__Your objective__: Pictures do not belong in the copy. Write out exactly the lines from the one containing "Parse this screenshot: output" through the end of the data.

__Data provided__:
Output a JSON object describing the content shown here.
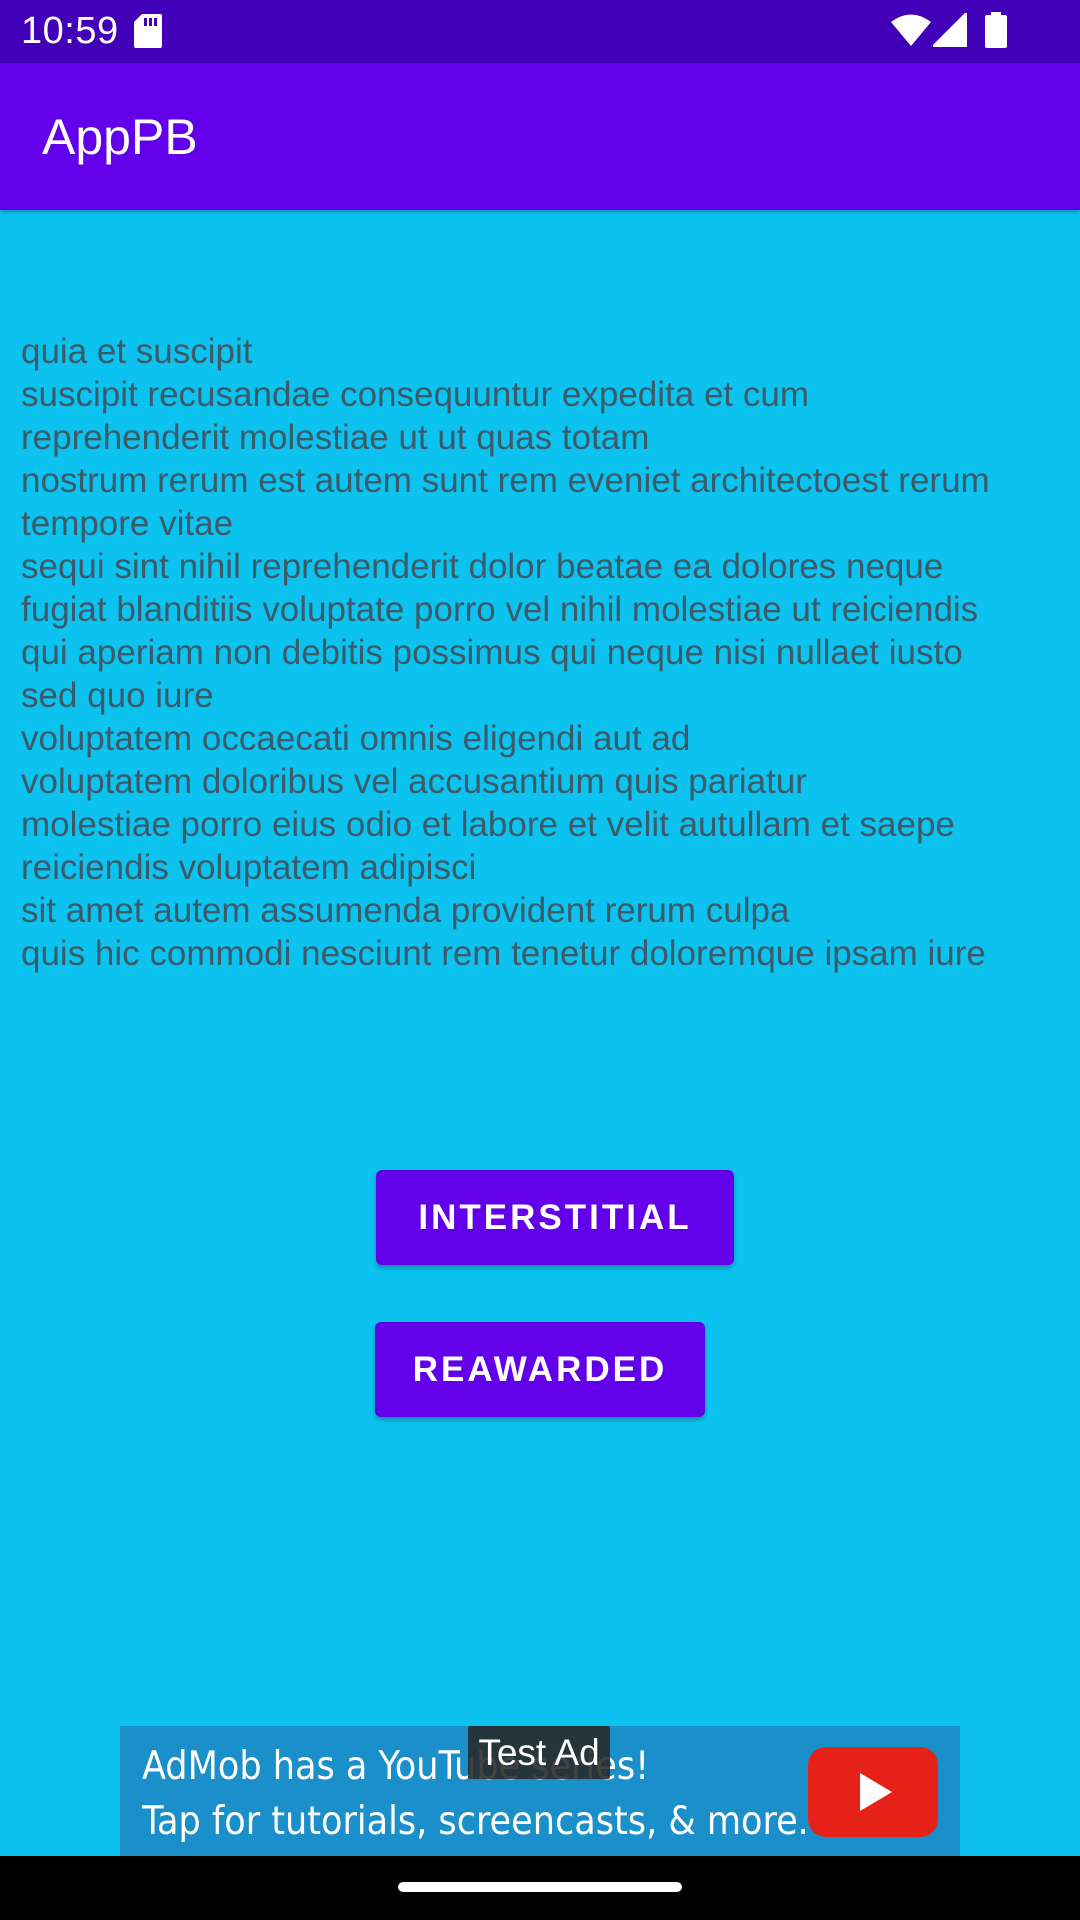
{
  "status_bar": {
    "time": "10:59",
    "icons": [
      "sd-card-icon",
      "wifi-icon",
      "signal-icon",
      "battery-icon"
    ]
  },
  "app_bar": {
    "title": "AppPB"
  },
  "content": {
    "text": "quia et suscipit\nsuscipit recusandae consequuntur expedita et cum\nreprehenderit molestiae ut ut quas totam\nnostrum rerum est autem sunt rem eveniet architectoest rerum\ntempore vitae\nsequi sint nihil reprehenderit dolor beatae ea dolores neque\nfugiat blanditiis voluptate porro vel nihil molestiae ut reiciendis\nqui aperiam non debitis possimus qui neque nisi nullaet iusto\nsed quo iure\nvoluptatem occaecati omnis eligendi aut ad\nvoluptatem doloribus vel accusantium quis pariatur\nmolestiae porro eius odio et labore et velit autullam et saepe\nreiciendis voluptatem adipisci\nsit amet autem assumenda provident rerum culpa\nquis hic commodi nesciunt rem tenetur doloremque ipsam iure"
  },
  "buttons": {
    "interstitial": "INTERSTITIAL",
    "rewarded": "REAWARDED"
  },
  "ad": {
    "label": "Test Ad",
    "line1": "AdMob has a YouTube series!",
    "line2": "Tap for tutorials, screencasts, & more.",
    "icon": "youtube-play-icon"
  },
  "colors": {
    "status_bar": "#4200b8",
    "app_bar": "#6200ea",
    "background": "#0cc3f0",
    "button": "#6200ea",
    "ad_background": "#1a8fca",
    "youtube_red": "#e62117"
  }
}
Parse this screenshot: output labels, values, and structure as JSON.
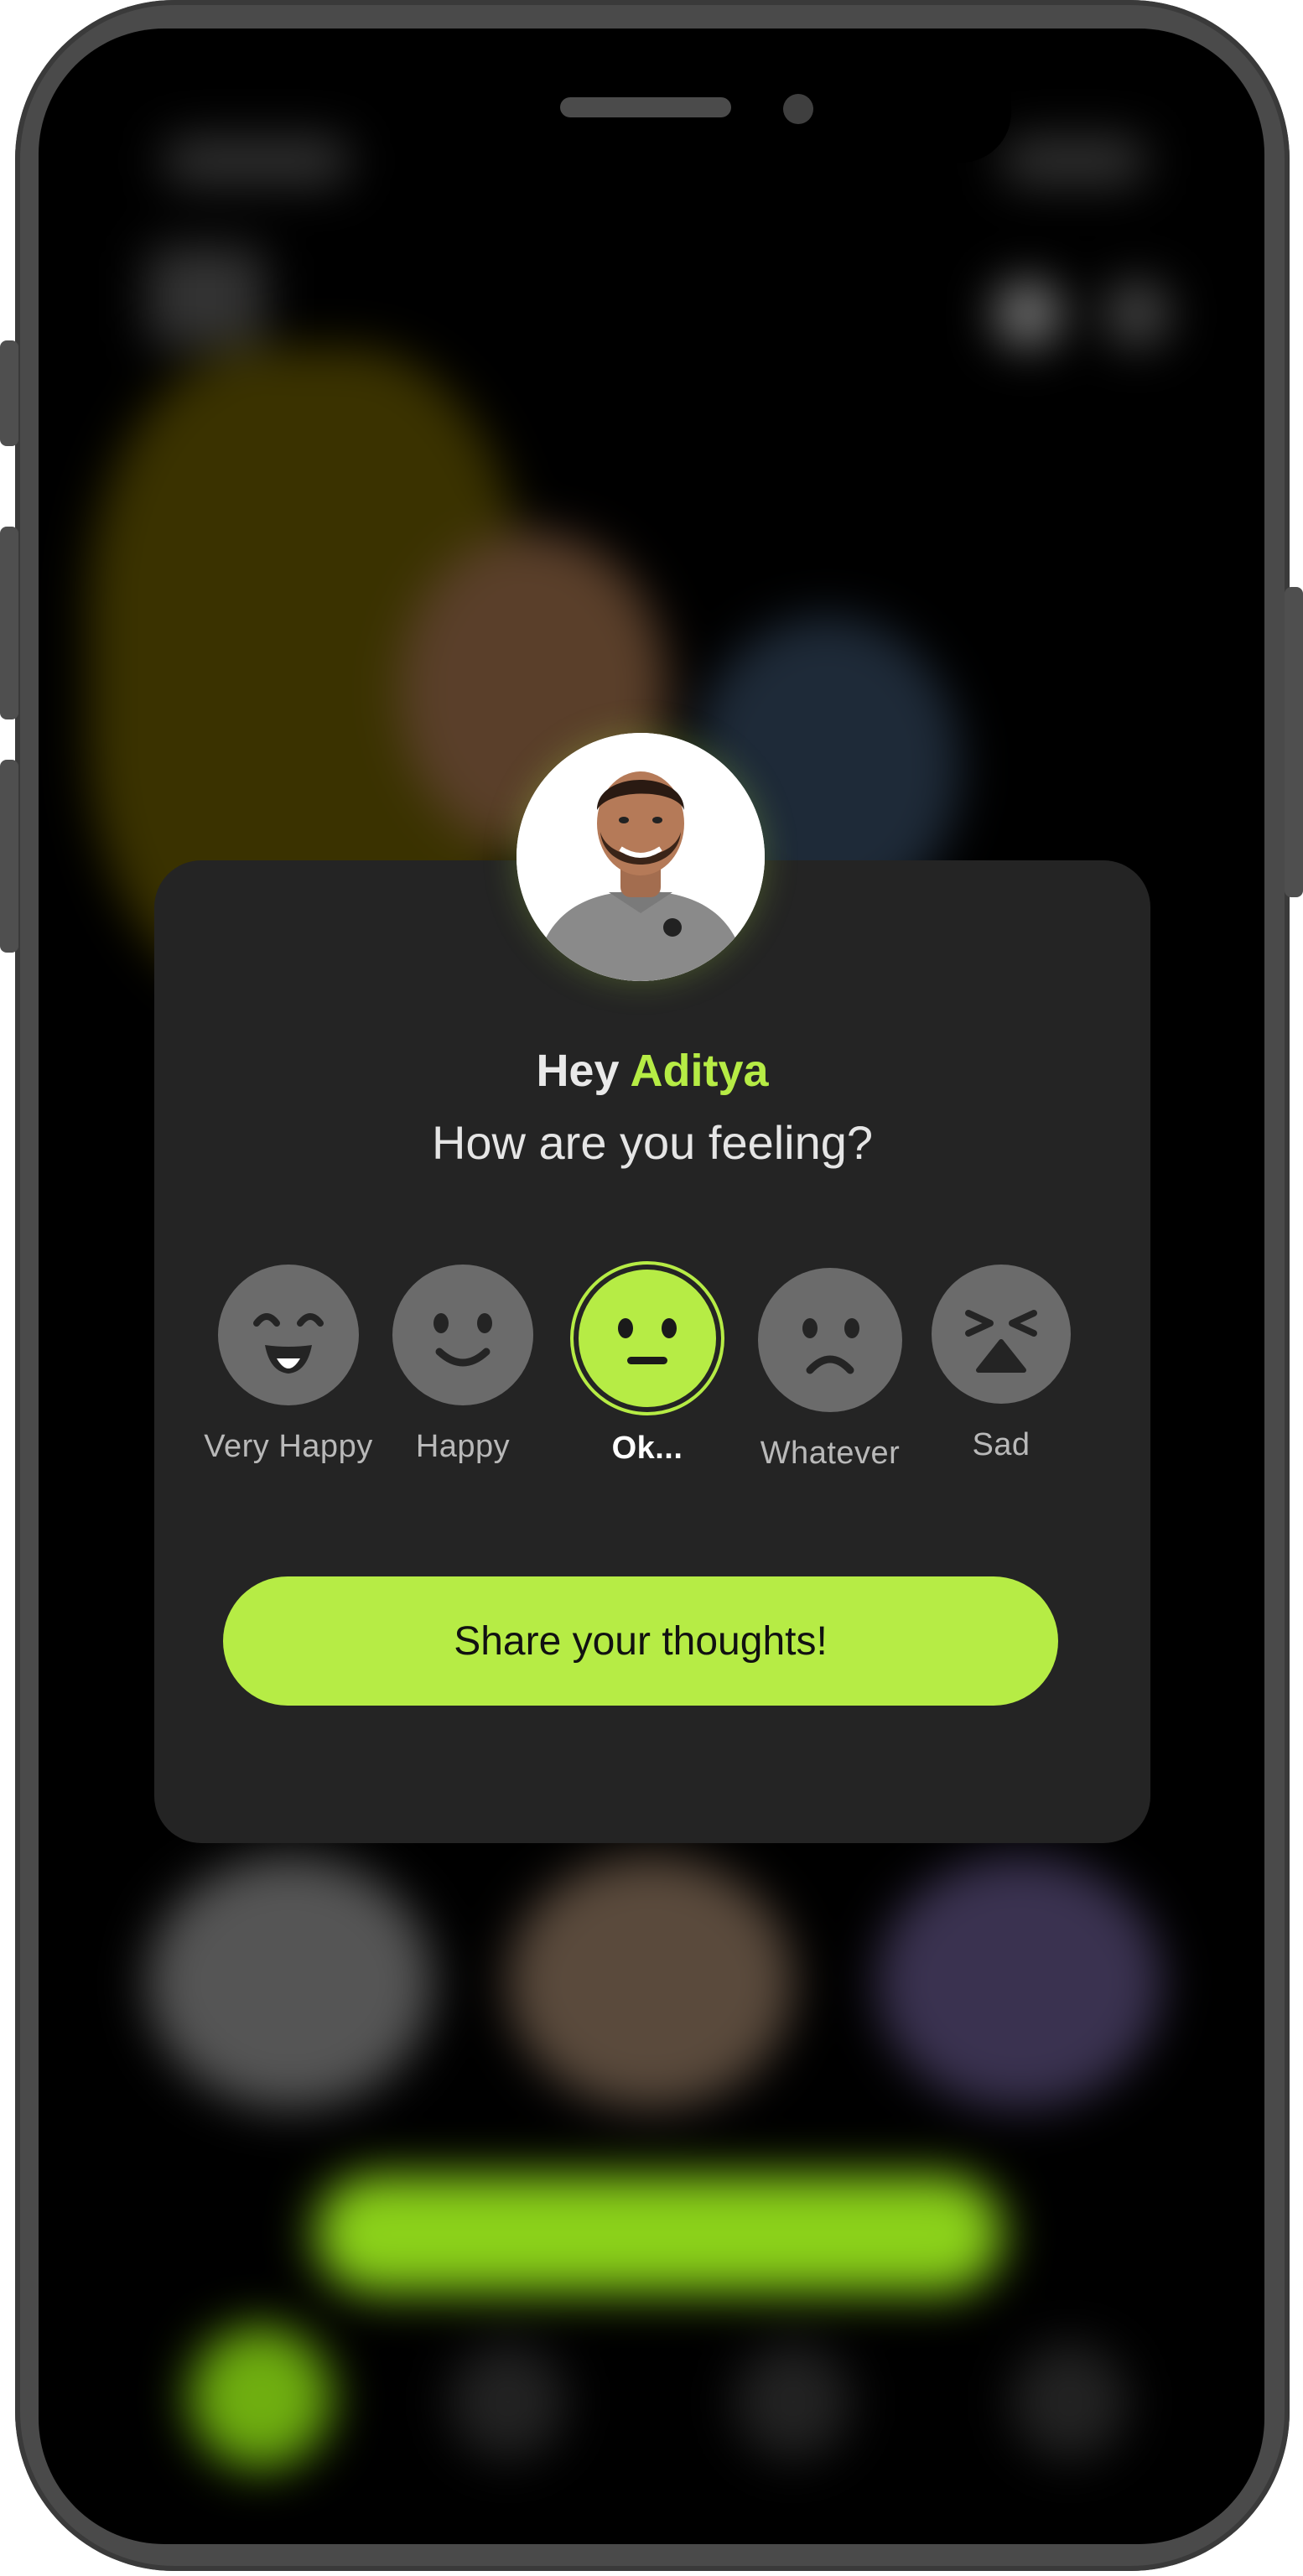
{
  "greeting": {
    "hey": "Hey ",
    "name": "Aditya"
  },
  "question": "How are you feeling?",
  "moods": [
    {
      "label": "Very Happy",
      "icon": "very-happy-face-icon"
    },
    {
      "label": "Happy",
      "icon": "happy-face-icon"
    },
    {
      "label": "Ok...",
      "icon": "neutral-face-icon",
      "selected": true
    },
    {
      "label": "Whatever",
      "icon": "slightly-sad-face-icon"
    },
    {
      "label": "Sad",
      "icon": "sad-face-icon"
    }
  ],
  "cta_label": "Share your thoughts!",
  "colors": {
    "accent": "#b6ec45",
    "modal_bg": "#242424",
    "face_gray": "#6b6b6b"
  }
}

__Result of this task__:
Parse this screenshot: output labels, values, and structure as JSON.
{
  "greeting": {
    "hey": "Hey ",
    "name": "Aditya"
  },
  "question": "How are you feeling?",
  "moods": [
    {
      "label": "Very Happy",
      "icon": "very-happy-face-icon"
    },
    {
      "label": "Happy",
      "icon": "happy-face-icon"
    },
    {
      "label": "Ok...",
      "icon": "neutral-face-icon",
      "selected": true
    },
    {
      "label": "Whatever",
      "icon": "slightly-sad-face-icon"
    },
    {
      "label": "Sad",
      "icon": "sad-face-icon"
    }
  ],
  "cta_label": "Share your thoughts!",
  "colors": {
    "accent": "#b6ec45",
    "modal_bg": "#242424",
    "face_gray": "#6b6b6b"
  }
}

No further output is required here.